Thursday, February 02, 2006

The Glorious Revolution I; the Revolution settlement

The Convention assembled on 22 January 1689 in an atmosphere of intense debate, but with an urgent need to produce some sort of agreement. When it met it was clear that the Whigs had made an astonishing recovery from the disasters of 1685 and that they commanded a majority of almost 90. They therefore held the initiative on the succession issue.

The problem was how to reach that option and retain a show of legality. James, now in France still claimed to be king, but in spite of this the Commons decided that he had abdicated, leaving the throne vacant. The Whig peer, Somers stated: ‘the King’s going to a foreign Power and casing himself into his hands, absolves the People from their Allegiance’.

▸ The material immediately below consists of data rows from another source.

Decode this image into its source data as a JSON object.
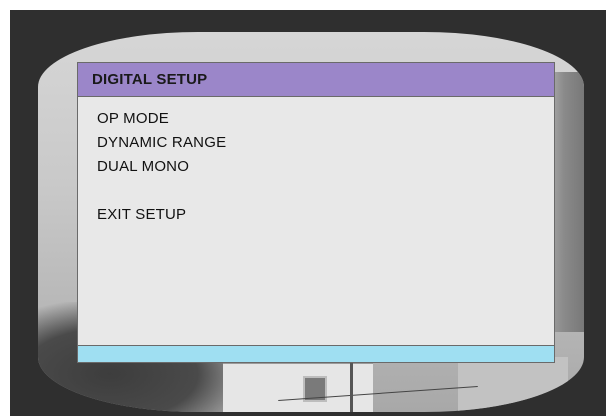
{
  "menu": {
    "title": "DIGITAL SETUP",
    "items": [
      {
        "label": "OP MODE"
      },
      {
        "label": "DYNAMIC RANGE"
      },
      {
        "label": "DUAL MONO"
      }
    ],
    "exit_label": "EXIT SETUP"
  },
  "colors": {
    "title_bar": "#9b86c9",
    "menu_background": "#e8e8e8",
    "status_bar": "#9fdff2",
    "frame": "#2f2f2f"
  }
}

But if the throne was vacant, by what authority was it to be filled? These were in the main conservative revolutionaries who did not wish to be seen to undermine monarchy or hereditary succession. Most still wished to assert that the monarch was chosen by God rather than parliament. The Lords in particular wished to avoid any hint that the monarchy might be elective and were unhappy with the belief that James had abdicated (especially as he denied it!). On 31 January the Lords voted (52/47) against offering the Crown to William and Mary, but this was rejected by the Commons and on 3 February William issued a statement that he would be neither regent nor prince. At the same time Anne indicated that she was willing to allow William to take precedence of her in the succession. (She was fifteen years younger than William and the mother of a young son.) With the three royals closing ranks and with London guarded by Dutch troops, the peers and commons of the Convention had little difficulty deciding the succession. The solitary realizable option was the joint rule of William and Mary (though with William predominant).

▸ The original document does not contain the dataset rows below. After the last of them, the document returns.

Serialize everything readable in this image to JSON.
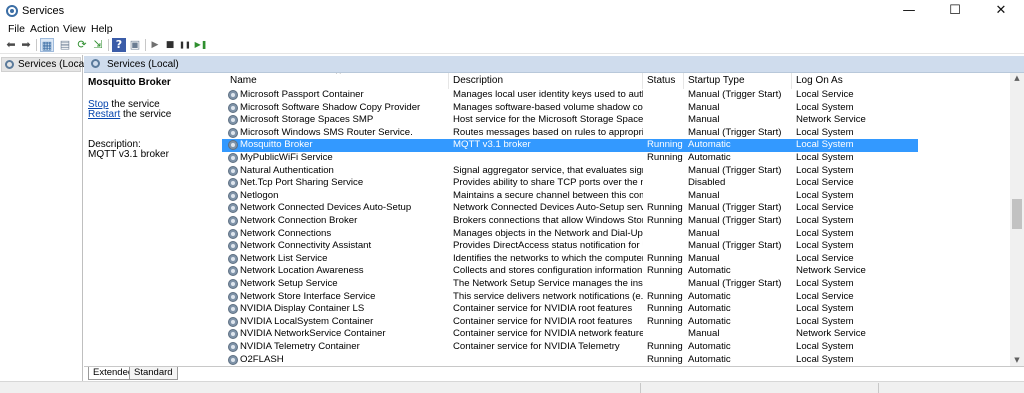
{
  "window": {
    "title": "Services",
    "minimize_glyph": "—",
    "maximize_glyph": "☐",
    "close_glyph": "✕"
  },
  "menu": [
    "File",
    "Action",
    "View",
    "Help"
  ],
  "toolbar": {
    "icons": [
      "back-arrow-icon",
      "forward-arrow-icon",
      "console-tree-icon",
      "properties-icon",
      "refresh-icon",
      "export-list-icon",
      "help-icon",
      "mmc-icon",
      "play-icon",
      "stop-icon",
      "pause-icon",
      "restart-icon"
    ],
    "glyphs": [
      "⬅",
      "➡",
      "▦",
      "▤",
      "⟳",
      "⇲",
      "?",
      "▣",
      "▶",
      "■",
      "❚❚",
      "▶❚"
    ]
  },
  "tree": {
    "item_label": "Services (Local)"
  },
  "right_header": {
    "label": "Services (Local)"
  },
  "detail": {
    "service_title": "Mosquitto Broker",
    "stop_link": "Stop",
    "stop_suffix": " the service",
    "restart_link": "Restart",
    "restart_suffix": " the service",
    "description_label": "Description:",
    "description_text": "MQTT v3.1 broker"
  },
  "columns": [
    "Name",
    "Description",
    "Status",
    "Startup Type",
    "Log On As"
  ],
  "services": [
    {
      "name": "Microsoft Passport Container",
      "description": "Manages local user identity keys used to authentica...",
      "status": "",
      "startup": "Manual (Trigger Start)",
      "logon": "Local Service",
      "selected": false
    },
    {
      "name": "Microsoft Software Shadow Copy Provider",
      "description": "Manages software-based volume shadow copies ta...",
      "status": "",
      "startup": "Manual",
      "logon": "Local System",
      "selected": false
    },
    {
      "name": "Microsoft Storage Spaces SMP",
      "description": "Host service for the Microsoft Storage Spaces mana...",
      "status": "",
      "startup": "Manual",
      "logon": "Network Service",
      "selected": false
    },
    {
      "name": "Microsoft Windows SMS Router Service.",
      "description": "Routes messages based on rules to appropriate clie...",
      "status": "",
      "startup": "Manual (Trigger Start)",
      "logon": "Local System",
      "selected": false
    },
    {
      "name": "Mosquitto Broker",
      "description": "MQTT v3.1 broker",
      "status": "Running",
      "startup": "Automatic",
      "logon": "Local System",
      "selected": true
    },
    {
      "name": "MyPublicWiFi Service",
      "description": "",
      "status": "Running",
      "startup": "Automatic",
      "logon": "Local System",
      "selected": false
    },
    {
      "name": "Natural Authentication",
      "description": "Signal aggregator service, that evaluates signals bas...",
      "status": "",
      "startup": "Manual (Trigger Start)",
      "logon": "Local System",
      "selected": false
    },
    {
      "name": "Net.Tcp Port Sharing Service",
      "description": "Provides ability to share TCP ports over the net.tcp ...",
      "status": "",
      "startup": "Disabled",
      "logon": "Local Service",
      "selected": false
    },
    {
      "name": "Netlogon",
      "description": "Maintains a secure channel between this computer ...",
      "status": "",
      "startup": "Manual",
      "logon": "Local System",
      "selected": false
    },
    {
      "name": "Network Connected Devices Auto-Setup",
      "description": "Network Connected Devices Auto-Setup service m...",
      "status": "Running",
      "startup": "Manual (Trigger Start)",
      "logon": "Local Service",
      "selected": false
    },
    {
      "name": "Network Connection Broker",
      "description": "Brokers connections that allow Windows Store App...",
      "status": "Running",
      "startup": "Manual (Trigger Start)",
      "logon": "Local System",
      "selected": false
    },
    {
      "name": "Network Connections",
      "description": "Manages objects in the Network and Dial-Up Conn...",
      "status": "",
      "startup": "Manual",
      "logon": "Local System",
      "selected": false
    },
    {
      "name": "Network Connectivity Assistant",
      "description": "Provides DirectAccess status notification for UI co...",
      "status": "",
      "startup": "Manual (Trigger Start)",
      "logon": "Local System",
      "selected": false
    },
    {
      "name": "Network List Service",
      "description": "Identifies the networks to which the computer has ...",
      "status": "Running",
      "startup": "Manual",
      "logon": "Local Service",
      "selected": false
    },
    {
      "name": "Network Location Awareness",
      "description": "Collects and stores configuration information for t...",
      "status": "Running",
      "startup": "Automatic",
      "logon": "Network Service",
      "selected": false
    },
    {
      "name": "Network Setup Service",
      "description": "The Network Setup Service manages the installatio...",
      "status": "",
      "startup": "Manual (Trigger Start)",
      "logon": "Local System",
      "selected": false
    },
    {
      "name": "Network Store Interface Service",
      "description": "This service delivers network notifications (e.g. inte...",
      "status": "Running",
      "startup": "Automatic",
      "logon": "Local Service",
      "selected": false
    },
    {
      "name": "NVIDIA Display Container LS",
      "description": "Container service for NVIDIA root features",
      "status": "Running",
      "startup": "Automatic",
      "logon": "Local System",
      "selected": false
    },
    {
      "name": "NVIDIA LocalSystem Container",
      "description": "Container service for NVIDIA root features",
      "status": "Running",
      "startup": "Automatic",
      "logon": "Local System",
      "selected": false
    },
    {
      "name": "NVIDIA NetworkService Container",
      "description": "Container service for NVIDIA network features",
      "status": "",
      "startup": "Manual",
      "logon": "Network Service",
      "selected": false
    },
    {
      "name": "NVIDIA Telemetry Container",
      "description": "Container service for NVIDIA Telemetry",
      "status": "Running",
      "startup": "Automatic",
      "logon": "Local System",
      "selected": false
    },
    {
      "name": "O2FLASH",
      "description": "",
      "status": "Running",
      "startup": "Automatic",
      "logon": "Local System",
      "selected": false
    }
  ],
  "tabs": [
    "Extended",
    "Standard"
  ]
}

On 6 February The Lords reluctantly accepted the Commons’ position and on 13 February, the day after Mary’s landing, William and Mary went to the Banqueting House where they were offered the Crown.

On 11 April William and Mary were crowned at Westminster by Compton, bishop of London. The absence of Sancroft – one of the 400 clergy who refused to take the oath of allegiance - demonstrated the magnitude of the divisions that still existed. He and other non-jurors recognized what the Convention had denied: that
‘the line of male primogeniture had been broken and the new monarch’s authority rested briefly upon military might and more permanently upon the wishes of the majority of the political elite expressed through a legislature with a dubious claim to legitimacy. To that extent the Crown had indeed been made elective (Hoppit, 2000, 22-3).’
This left both Whigs and Tories very vulnerable. The Tories were uncomfortable with the overturning of the succession; in particular Anne’s acceptance that William should take precedence of her seemed a clear indication that the monarchy was elective. The Tories were instrumental in ensuring that the oath of loyalty to William and Mary drafted in 1689 did not describe them as ‘rightful and lawful’. Even so many who took the oath only went along with it ‘after much mental torture’. (The words ‘rightful and lawful’ were only inserted after the failed Jacobite plot of 1696.) In Anne’s reign their ambiguous attitude to the succession was to secure their collapse.

But the Whigs also had problems. Their association with the doctrines of contract and resistance could be used to smear them as closet republicans – a charge the great majority denied. In reality the Revolution was not a triumph for the radical Whig ideology of John Locke, but a pragmatic compromise. Most Whigs did not see the situation as creating a precedent.

In July Anne gave birth to an apparently healthy son, William duke of Gloucester. This seemed a providential endorsement of the Revolution.